He also cites archaeologist Gerald Dunning, who told him as a young scholar, ‘There is nothing you’ll come across that isn’t relevant to you as an archaeologist.’
‘He was exactly right. Every single material artefact you encounter in life tells you something important about human society.’
So the bit of sea dividing Cornwall from Brittany, is not a barrier so much as a corridor of contact, seen historically, Barry says.
One wonders how a life’s work on the Atlantic world of Celtic culture and identity led him to Eurasia, but the underlying stimulus was ‘the Steppe – another form of sea except that here it is a sea of grass.’
It’s a simple hop from there to Barry’s new book, yet another tour de force, Facing the Sea of Sand, that is published by OUP in June 2023.
In this case the desert is the sea, and predictably it is again understood, with the evidence brought to bear in abundance, as an immense corridor of human connectivity over thousands of years rather than this impenetrable barrier to Europe that it was understood to have been by Nineteenth Century scholars high on their own civilisational sophistication contrasted to the stranded ‘Dark Continent.’
It was never a ‘Dark Continent’, but it has taken vast efforts of careful work, archaeological digs, and now the latest DNA sequencing science and climate research, to begin to unlock the true complexity and richness of those connections, which are reconstructed across millennia partly in rich prose and partly in a rich collection of superb maps and images (Barry is full of praise for his OUP picture editor and cartographer).
Barry’s next book is already in draft form, he says. ‘It’s called Driven by the Monsoons,’ he says, and it concerns rainfall as a fundamental driver of human activity and connectivity, and the maritime connectivity linking Europe and the Far East by means of the Indian Ocean.
But to return to the current book, its sub-title is ‘The Sahara and the Peoples of Northern Africa’, the most important thing to remember here is that Barry has exploded our preference for short chronologies, going back 11,000 years to a period when the Sahara was a moist, humid pastoral setting with a different climate, a reminder that natural climate change has occurred in a distinct pattern of warmer and colder over the past million years, a matter that is shown in a fascinating chart on page 40.
A new period of dessication began around 3000BC, he says.
Human populations shifted accordingly, following the water.
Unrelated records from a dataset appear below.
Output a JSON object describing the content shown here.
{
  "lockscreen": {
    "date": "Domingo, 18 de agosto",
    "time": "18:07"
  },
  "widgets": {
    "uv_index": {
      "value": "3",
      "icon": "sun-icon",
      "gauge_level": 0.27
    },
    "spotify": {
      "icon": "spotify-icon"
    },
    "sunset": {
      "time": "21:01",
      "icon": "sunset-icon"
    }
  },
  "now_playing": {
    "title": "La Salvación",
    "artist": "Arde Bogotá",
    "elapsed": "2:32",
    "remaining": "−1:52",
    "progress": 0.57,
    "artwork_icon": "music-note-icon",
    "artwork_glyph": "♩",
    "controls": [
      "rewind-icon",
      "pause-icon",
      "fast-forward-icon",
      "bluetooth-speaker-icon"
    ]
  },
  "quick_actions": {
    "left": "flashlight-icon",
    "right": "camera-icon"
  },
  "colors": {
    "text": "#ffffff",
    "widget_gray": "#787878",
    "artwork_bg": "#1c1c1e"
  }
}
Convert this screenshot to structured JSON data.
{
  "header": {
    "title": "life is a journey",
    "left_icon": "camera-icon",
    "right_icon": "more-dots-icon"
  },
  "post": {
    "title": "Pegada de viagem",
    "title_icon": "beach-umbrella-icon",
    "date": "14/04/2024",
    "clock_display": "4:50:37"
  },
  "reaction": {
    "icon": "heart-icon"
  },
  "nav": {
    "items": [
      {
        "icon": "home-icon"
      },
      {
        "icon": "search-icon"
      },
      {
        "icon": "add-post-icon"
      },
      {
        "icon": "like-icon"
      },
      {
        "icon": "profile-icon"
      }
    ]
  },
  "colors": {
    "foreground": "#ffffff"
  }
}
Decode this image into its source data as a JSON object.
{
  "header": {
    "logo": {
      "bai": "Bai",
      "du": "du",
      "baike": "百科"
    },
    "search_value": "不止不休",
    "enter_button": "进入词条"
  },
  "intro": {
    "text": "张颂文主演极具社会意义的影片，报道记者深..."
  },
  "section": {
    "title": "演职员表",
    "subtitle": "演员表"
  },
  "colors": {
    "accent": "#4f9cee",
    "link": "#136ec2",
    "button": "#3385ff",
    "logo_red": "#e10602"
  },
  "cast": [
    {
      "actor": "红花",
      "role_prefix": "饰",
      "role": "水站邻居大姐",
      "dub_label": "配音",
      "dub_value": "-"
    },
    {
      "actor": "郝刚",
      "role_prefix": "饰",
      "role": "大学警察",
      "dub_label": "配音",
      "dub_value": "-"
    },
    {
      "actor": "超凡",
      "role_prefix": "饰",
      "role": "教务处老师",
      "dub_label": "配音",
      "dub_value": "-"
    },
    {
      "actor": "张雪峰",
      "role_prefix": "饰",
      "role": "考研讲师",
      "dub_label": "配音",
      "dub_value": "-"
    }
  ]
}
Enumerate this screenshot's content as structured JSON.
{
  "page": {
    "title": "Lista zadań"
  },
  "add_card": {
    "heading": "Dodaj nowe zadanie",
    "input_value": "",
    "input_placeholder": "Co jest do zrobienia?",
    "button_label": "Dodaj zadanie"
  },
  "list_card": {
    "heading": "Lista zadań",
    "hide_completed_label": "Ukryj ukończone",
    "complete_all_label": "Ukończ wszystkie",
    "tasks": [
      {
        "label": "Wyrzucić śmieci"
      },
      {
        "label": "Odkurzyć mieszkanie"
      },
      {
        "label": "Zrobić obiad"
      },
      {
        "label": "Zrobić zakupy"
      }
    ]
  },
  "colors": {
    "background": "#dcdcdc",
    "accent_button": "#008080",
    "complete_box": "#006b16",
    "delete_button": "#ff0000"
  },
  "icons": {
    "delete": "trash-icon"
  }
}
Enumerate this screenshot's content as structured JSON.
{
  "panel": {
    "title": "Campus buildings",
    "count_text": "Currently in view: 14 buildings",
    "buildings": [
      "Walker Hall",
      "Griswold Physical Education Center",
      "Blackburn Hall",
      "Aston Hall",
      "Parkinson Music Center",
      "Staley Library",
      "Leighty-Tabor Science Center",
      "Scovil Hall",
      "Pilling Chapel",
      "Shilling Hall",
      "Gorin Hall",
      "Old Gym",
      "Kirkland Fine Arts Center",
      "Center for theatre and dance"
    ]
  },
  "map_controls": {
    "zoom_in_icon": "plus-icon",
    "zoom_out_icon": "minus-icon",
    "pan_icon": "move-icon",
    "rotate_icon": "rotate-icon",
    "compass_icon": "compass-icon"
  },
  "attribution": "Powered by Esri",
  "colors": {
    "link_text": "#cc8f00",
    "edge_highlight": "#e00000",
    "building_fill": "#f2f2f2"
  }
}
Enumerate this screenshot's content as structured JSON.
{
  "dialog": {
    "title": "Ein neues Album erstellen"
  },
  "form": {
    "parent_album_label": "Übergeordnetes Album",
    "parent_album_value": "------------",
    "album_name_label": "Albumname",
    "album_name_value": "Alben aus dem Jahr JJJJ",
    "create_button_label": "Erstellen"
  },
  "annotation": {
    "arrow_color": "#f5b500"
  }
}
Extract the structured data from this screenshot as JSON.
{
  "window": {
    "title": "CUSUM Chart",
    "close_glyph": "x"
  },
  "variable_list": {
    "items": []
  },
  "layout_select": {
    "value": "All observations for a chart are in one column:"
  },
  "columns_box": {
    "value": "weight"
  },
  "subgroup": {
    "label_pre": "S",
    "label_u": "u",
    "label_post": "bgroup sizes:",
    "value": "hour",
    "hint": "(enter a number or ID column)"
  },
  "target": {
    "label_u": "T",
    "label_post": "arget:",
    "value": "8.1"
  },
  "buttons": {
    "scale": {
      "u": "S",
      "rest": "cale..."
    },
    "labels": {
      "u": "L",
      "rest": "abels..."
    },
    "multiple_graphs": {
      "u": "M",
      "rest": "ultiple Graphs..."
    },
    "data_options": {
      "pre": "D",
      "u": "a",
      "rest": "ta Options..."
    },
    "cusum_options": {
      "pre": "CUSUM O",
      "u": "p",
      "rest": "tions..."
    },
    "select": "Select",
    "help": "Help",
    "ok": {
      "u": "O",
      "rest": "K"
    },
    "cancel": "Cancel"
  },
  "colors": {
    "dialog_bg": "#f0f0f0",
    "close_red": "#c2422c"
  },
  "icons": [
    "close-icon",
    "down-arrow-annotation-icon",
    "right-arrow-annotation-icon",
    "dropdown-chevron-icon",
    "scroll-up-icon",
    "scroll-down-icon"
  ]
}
The climate shaped the human communities who dwelt within and around the great desert that eventually came to be known as the Sahara, stretching 6,000kms from the Atlantic Ocean to the Red Sea.
To the extent that they flourished, humans then reproduced and acquired wealth and knowledge and periodically fought with each other for more of it, and that is the entry into human motivation and behaviour, given sufficiently favourable underlying geographic conditions.
And that is another idea for another book, says Barry, ‘It would concern humanity. It might be called something like, ‘Human Beings Being Human.’
But he would also like to write a volume about the Phoenicians having already written about the Scythians and the Celts.
Above all, and reflecting on his profession, he says that the sequencing of ancient DNA has wrought the profoundest revolution because it has allowed bone fragments to be identified and dated
‘I am exceedingly glad to have lived into the period when ancient DNA became available.’
‘But it’s in the early state. The methods are absolutely fine, but the data is still a bit thin.’
He believes that if the requisite data could be amassed, it would be able to answer one of the big outstanding questions he has of the Britain/Breton relationship, namely whether the Breton language is the survival of Celtic through indigenous succession, or the product of reintroduction by Cornish migrants.
We hope that he obtains the answer with the help of French archaeologists, and if he did it would be a fitting sequence because it would confirm in a final sense what is already not in doubt, that Barry has achieved for our understanding of the Atlantic world what Braudel did for our understanding of the Mediterranean world.